Ireland looks set to be named this week as co-host of the Euro 2028 tournament, with no rivals to the FAI's joint bid with Northern Ireland, Scotland, Wales, and England.
Ireland will have to qualify for the Euro 2028 finals they co-host with the UK associations, but the route to an expanded 32-team showpiece should be straightforward.
As the Irish Examiner reports, no rival bids are expected by Uefa’s deadline of Wednesday, with support from the Irish government due to be formally rubberstamped within the next 24 hours.
Under the existing 24-team format in place for Euro 2024 in Germany, 51 games will be played but the mooted enlargement will swell the total of 63. The 51,000 capacity Aviva Stadium will be joined on the ticket by Croke Park’s 82,000 venue.
A redeveloped Casement Park has been mentioned as a possible third location, thereby giving the Irish FA skin in the game in terms of host venues.
Their national stadium in Belfast doesn’t meet the minimum capacity for Euro finals matches under current regulations.
There is also no provision in the present rules granting the five countries - England, Scotland, Wales, Republic of Ireland and Northern Ireland - automatic hosting rights.
However, the broadening of finals places to 32 of Uefa’s 55 nations offers no excuse for not qualifying on the pitch.
Based on Uefa’s standard 10 groups, the top three in each pool would progress to the finals and still leave two berths for lower ranked nations via the Nations League.
As revealed last October, the UK federations and FAI switched their attention from the 2030 World Cup bid to the more realistic concept within the continent.
The tactical shift was formally confirmed during a joint press briefing on February 7th.
FAI chief executive Jonathan Hill - credited with creating the slogan 'Football's Coming Home' during England's hosting of Euro '96 - has been advocating the massive economic and social gains from getting involved in the bid.

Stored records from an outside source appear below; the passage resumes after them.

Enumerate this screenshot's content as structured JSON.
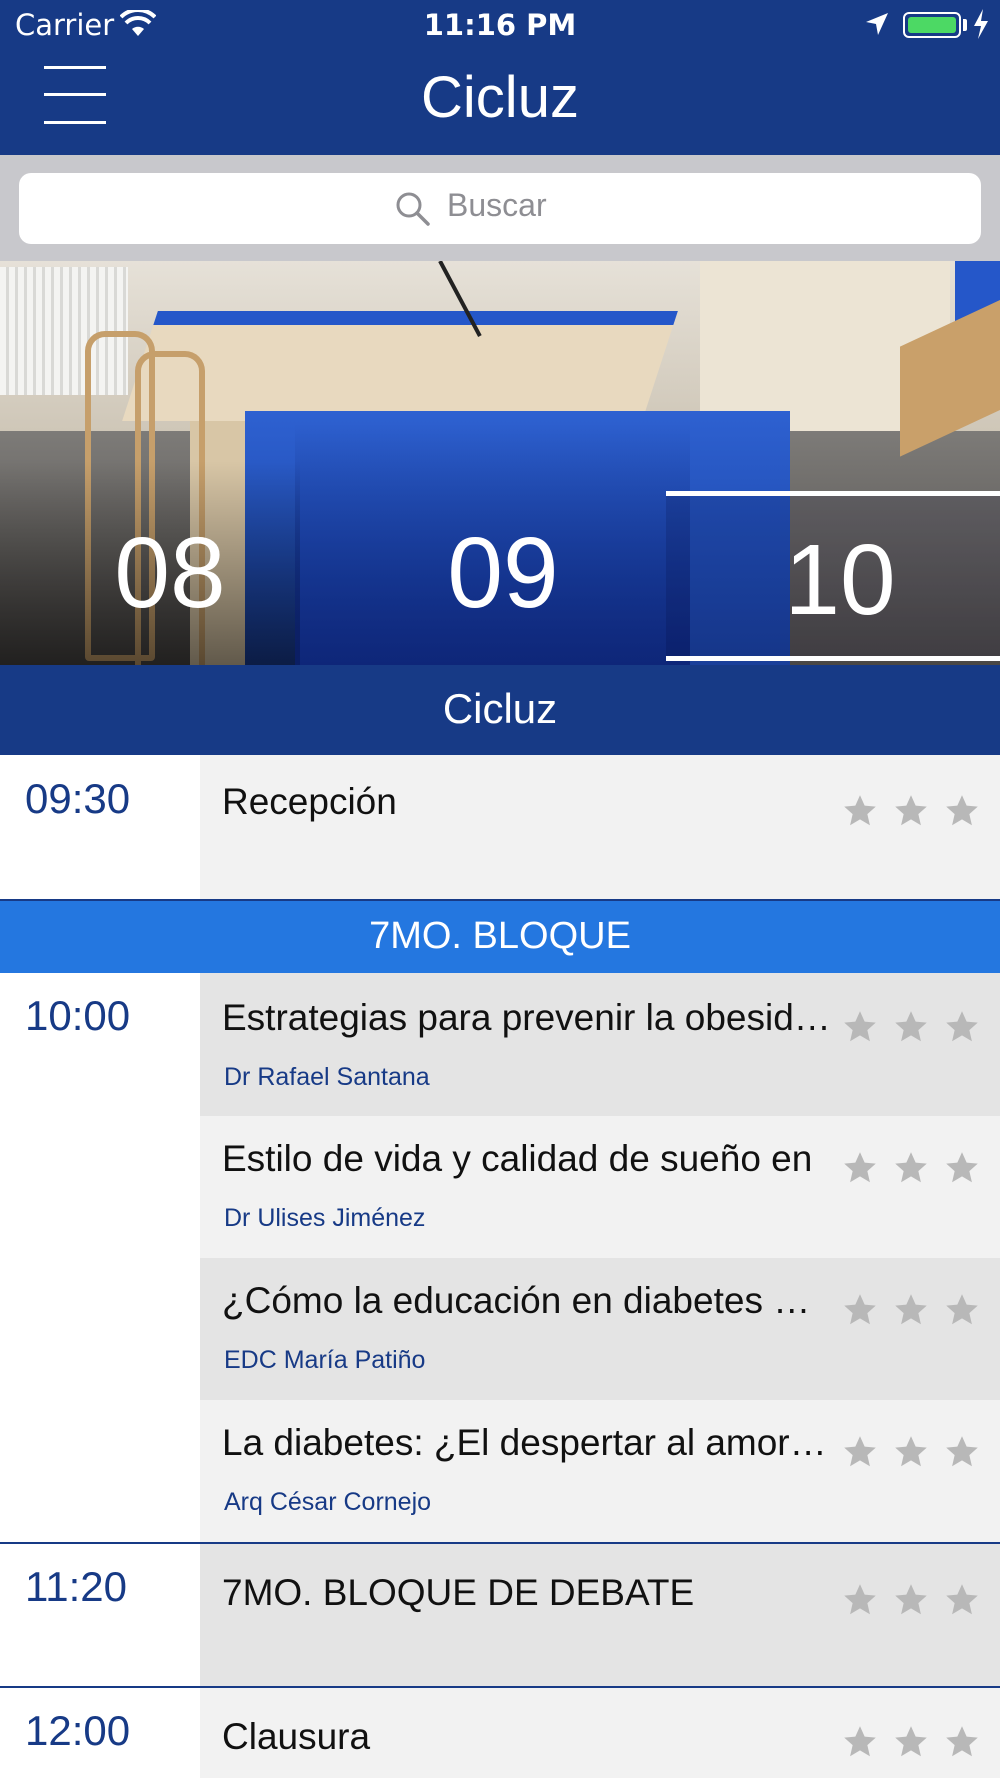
{
  "status_bar": {
    "carrier": "Carrier",
    "time": "11:16 PM"
  },
  "nav": {
    "title": "Cicluz"
  },
  "search": {
    "placeholder": "Buscar"
  },
  "days": [
    "08",
    "09",
    "10"
  ],
  "schedule": {
    "header": "Cicluz",
    "first": {
      "time": "09:30",
      "title": "Recepción"
    },
    "block_header": "7MO. BLOQUE",
    "block_time": "10:00",
    "talks": [
      {
        "title": "Estrategias para prevenir la obesidad",
        "speaker": "Dr Rafael Santana"
      },
      {
        "title": "Estilo de vida y calidad de sueño en",
        "speaker": "Dr Ulises Jiménez"
      },
      {
        "title": "¿Cómo la educación en diabetes mejora",
        "speaker": "EDC María Patiño"
      },
      {
        "title": "La diabetes: ¿El despertar al amor infinito?",
        "speaker": "Arq César Cornejo"
      }
    ],
    "debate": {
      "time": "11:20",
      "title": "7MO. BLOQUE DE DEBATE"
    },
    "closing": {
      "time": "12:00",
      "title": "Clausura"
    }
  },
  "colors": {
    "nav": "#173a86",
    "block": "#2477e0",
    "star": "#b8b8b8",
    "speaker": "#173a86"
  },
  "icons": [
    "menu-icon",
    "search-icon",
    "wifi-icon",
    "location-icon",
    "battery-icon",
    "charging-icon",
    "star-icon"
  ]
}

“This is more than just a football tournament,” he said last month. “We are working hand in hand with the Irish Government in relation to the planning for the bid."